Here's what else we're watching:
- Sen. Marco Rubio talks technology in Chicago for his first major domestic policy speech of the campaign.
- Jeb Bush is weighing in on whether the U.S. should cut a deal that would allow Edward Snowden to return to the U.S. "He should be given no leniency," Bush tweeted Monday.
- As the Clinton campaign reportedly frets over the rise of Sanders in Iowa, it hired 20 more organizers to work the state, according the Des Moines Register .
Donald Trump is headed to Los Angeles on Friday to meet with an underground conservative group that has drawn the attention of several GOP presidential hopefuls.
Trump is set to speak to Friends of Abe for an off-the-record event, according to the Hollywood Reporter.
So far this election cycle, the group has hosted Ben Carson, Carly Fiorina, Mike Huckabee and Rand Paul, notes the Reporter.
Trump's arrival to Los Angeles comes in the wake of intense criticism directed toward the real-estate mogul for his comments about Mexican immigrants in which he labeled some as "rapists" and drug runners.
Several companies associated with Trump have severed ties.
Former Virginia Gov. Jim Gilmore is throwing his hat in the ring, according to the Richmond Times-Dispatch. For those still keeping track, that will make 17 Republicans running for president. Two in that tally -- Wisconsin Gov. Scott Walker and Ohio Gov. John Kasich -- are likely but still unofficial contenders. Welcome to the race, Gov. Gilmore.
Florida Sen. Marco Rubio kept up his regular pounding on Hillary Rodham Clinton as a politician of the past on Tuesday.
Speaking in Chicago, Rubio, who at 44 is the youngest candidate in the race, called Clinton "outdated."

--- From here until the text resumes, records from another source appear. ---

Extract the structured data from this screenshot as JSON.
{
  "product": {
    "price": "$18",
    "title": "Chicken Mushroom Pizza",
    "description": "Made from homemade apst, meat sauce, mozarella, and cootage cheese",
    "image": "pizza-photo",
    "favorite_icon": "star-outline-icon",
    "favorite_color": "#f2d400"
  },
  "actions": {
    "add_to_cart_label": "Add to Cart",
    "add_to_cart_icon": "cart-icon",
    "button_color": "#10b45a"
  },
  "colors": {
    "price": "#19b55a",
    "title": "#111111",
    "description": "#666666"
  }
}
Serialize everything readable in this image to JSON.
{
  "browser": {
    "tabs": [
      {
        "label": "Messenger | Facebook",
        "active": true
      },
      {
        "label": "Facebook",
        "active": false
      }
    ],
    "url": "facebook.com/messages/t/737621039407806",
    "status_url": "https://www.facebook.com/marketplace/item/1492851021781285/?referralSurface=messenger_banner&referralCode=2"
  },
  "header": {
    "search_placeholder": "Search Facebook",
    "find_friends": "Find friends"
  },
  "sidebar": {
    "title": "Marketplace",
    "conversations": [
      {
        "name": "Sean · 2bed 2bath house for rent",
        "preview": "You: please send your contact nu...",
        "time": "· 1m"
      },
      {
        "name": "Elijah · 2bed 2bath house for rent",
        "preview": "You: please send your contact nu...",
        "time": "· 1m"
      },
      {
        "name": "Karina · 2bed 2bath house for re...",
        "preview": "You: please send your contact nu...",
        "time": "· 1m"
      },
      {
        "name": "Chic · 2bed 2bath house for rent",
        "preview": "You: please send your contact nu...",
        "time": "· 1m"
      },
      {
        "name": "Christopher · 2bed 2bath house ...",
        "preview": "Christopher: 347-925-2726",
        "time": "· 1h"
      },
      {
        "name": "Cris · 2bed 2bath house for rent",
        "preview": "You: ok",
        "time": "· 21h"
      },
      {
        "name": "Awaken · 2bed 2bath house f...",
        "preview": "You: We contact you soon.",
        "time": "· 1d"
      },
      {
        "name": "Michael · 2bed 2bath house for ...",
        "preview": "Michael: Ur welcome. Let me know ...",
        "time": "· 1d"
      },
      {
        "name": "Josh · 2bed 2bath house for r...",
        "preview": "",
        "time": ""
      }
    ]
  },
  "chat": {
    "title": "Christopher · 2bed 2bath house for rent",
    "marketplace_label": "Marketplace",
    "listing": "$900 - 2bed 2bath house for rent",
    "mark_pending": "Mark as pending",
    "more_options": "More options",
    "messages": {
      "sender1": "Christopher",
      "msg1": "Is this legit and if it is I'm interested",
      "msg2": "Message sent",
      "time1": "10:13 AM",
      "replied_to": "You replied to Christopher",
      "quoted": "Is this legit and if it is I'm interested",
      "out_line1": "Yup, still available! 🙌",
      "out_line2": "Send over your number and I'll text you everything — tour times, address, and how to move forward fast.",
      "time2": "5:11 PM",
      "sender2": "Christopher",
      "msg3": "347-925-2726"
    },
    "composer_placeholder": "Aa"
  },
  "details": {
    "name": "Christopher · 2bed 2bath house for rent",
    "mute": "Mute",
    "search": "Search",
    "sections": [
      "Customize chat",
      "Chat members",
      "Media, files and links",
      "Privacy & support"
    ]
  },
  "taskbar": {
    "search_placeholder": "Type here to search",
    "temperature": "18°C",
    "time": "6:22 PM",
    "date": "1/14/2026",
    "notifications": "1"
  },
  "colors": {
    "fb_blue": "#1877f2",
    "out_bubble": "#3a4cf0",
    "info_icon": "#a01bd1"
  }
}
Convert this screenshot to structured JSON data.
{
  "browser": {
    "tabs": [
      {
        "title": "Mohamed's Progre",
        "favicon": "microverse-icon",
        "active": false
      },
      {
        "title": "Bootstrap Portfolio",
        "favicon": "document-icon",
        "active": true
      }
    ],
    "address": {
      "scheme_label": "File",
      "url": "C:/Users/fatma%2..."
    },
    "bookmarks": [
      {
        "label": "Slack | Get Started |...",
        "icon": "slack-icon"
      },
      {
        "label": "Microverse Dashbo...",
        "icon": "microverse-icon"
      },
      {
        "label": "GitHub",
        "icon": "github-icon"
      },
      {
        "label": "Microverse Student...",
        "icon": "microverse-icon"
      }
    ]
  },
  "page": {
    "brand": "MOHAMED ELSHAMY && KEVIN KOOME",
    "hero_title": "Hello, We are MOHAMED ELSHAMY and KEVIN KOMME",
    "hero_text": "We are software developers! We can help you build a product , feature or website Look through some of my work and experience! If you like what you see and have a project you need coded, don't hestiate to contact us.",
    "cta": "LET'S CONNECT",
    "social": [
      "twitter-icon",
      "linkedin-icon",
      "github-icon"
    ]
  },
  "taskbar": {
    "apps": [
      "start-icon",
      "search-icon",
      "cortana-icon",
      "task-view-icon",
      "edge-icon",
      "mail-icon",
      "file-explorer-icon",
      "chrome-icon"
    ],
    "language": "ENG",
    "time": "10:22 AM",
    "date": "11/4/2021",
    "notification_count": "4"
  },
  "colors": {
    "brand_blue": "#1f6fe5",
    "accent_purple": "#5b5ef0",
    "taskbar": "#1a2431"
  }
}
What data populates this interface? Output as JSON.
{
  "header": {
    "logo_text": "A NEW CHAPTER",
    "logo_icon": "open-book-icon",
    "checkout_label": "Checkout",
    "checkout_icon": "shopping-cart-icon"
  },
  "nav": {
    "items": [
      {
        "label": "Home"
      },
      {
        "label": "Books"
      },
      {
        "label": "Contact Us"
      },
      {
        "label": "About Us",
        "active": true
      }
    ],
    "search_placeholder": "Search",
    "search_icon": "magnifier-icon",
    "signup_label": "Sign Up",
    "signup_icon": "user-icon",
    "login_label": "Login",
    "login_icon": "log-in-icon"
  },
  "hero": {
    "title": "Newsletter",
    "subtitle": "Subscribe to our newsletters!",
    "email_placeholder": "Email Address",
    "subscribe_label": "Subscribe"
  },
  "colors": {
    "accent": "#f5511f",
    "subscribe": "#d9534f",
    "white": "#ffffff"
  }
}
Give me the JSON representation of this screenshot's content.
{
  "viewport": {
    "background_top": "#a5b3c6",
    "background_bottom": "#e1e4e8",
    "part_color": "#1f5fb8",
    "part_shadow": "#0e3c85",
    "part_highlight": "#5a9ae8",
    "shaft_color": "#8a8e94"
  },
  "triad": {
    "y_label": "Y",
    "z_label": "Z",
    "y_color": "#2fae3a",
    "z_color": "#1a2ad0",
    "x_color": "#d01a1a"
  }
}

Rubio has hit the "new vs. old, young vs. old" theme since his announcement speech in April, when he declared that "too many of our leaders and their ideas are stuck in the twentieth century." He did not name Clinton, who at 67 isn't even the oldest Democrat in the race, but has since left such subtly behind.